*** Opening of Extracted material ***

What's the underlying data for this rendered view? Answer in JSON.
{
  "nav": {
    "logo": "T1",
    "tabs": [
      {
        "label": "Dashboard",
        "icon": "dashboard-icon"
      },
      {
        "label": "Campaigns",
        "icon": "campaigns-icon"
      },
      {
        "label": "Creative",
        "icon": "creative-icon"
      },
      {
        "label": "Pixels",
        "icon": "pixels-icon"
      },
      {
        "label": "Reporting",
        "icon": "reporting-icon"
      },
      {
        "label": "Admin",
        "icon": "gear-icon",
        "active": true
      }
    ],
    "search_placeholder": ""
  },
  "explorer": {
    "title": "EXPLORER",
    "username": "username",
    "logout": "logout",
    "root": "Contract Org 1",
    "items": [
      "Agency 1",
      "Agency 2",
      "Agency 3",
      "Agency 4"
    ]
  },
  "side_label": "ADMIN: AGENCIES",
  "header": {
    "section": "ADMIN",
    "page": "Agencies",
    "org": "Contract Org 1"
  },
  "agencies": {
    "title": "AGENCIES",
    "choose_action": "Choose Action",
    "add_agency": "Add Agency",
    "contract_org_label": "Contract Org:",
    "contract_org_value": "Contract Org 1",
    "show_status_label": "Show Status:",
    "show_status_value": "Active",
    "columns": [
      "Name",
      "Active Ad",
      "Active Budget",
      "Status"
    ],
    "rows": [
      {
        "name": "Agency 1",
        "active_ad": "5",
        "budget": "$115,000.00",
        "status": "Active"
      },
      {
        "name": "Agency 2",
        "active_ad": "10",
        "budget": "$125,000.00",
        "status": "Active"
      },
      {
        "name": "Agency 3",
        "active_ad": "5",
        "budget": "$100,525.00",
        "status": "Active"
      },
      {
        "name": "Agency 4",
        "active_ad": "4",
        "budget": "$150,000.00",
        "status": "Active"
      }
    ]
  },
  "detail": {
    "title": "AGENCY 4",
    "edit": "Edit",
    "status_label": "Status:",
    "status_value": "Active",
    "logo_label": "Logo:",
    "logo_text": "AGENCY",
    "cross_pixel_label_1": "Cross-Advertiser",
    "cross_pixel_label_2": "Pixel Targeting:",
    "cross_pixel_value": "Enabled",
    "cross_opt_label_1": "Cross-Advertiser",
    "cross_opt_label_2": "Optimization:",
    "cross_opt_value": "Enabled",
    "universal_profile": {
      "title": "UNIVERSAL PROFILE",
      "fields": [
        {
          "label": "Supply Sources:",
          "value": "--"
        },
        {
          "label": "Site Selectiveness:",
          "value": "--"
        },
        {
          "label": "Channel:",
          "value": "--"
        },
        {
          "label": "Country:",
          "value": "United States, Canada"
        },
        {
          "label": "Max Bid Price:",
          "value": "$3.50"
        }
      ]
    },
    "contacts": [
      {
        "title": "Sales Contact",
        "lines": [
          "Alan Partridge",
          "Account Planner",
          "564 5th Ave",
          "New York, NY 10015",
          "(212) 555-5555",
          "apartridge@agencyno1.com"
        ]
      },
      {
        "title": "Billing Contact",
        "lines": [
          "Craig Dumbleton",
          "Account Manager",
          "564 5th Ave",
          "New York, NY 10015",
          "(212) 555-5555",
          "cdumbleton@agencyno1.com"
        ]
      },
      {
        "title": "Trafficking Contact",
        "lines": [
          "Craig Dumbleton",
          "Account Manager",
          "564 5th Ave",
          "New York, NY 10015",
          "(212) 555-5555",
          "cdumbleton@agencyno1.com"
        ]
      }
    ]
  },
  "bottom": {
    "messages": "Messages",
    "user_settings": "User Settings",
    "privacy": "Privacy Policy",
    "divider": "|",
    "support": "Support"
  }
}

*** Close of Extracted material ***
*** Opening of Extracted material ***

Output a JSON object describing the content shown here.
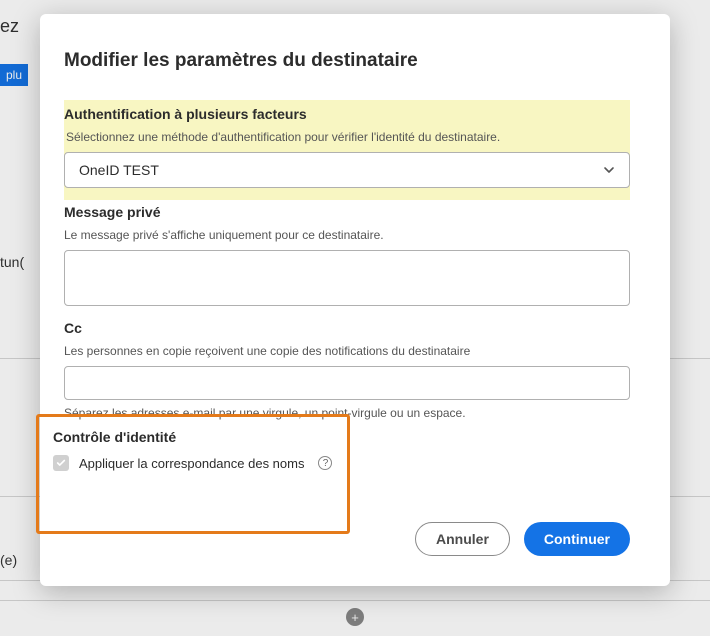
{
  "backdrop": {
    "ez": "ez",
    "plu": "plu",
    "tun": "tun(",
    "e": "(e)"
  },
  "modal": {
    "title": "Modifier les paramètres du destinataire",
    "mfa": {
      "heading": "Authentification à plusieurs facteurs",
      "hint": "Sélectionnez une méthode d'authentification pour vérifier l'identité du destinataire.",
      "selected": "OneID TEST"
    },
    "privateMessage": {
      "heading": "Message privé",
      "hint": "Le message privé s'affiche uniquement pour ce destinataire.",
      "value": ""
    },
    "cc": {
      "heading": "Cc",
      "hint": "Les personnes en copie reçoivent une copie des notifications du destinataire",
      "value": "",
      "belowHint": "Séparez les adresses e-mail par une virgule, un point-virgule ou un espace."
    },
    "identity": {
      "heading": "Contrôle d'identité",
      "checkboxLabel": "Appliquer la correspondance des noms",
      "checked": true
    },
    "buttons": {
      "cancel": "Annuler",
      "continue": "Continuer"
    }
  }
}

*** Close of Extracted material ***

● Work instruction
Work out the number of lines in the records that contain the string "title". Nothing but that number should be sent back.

● Answer to the exercise
8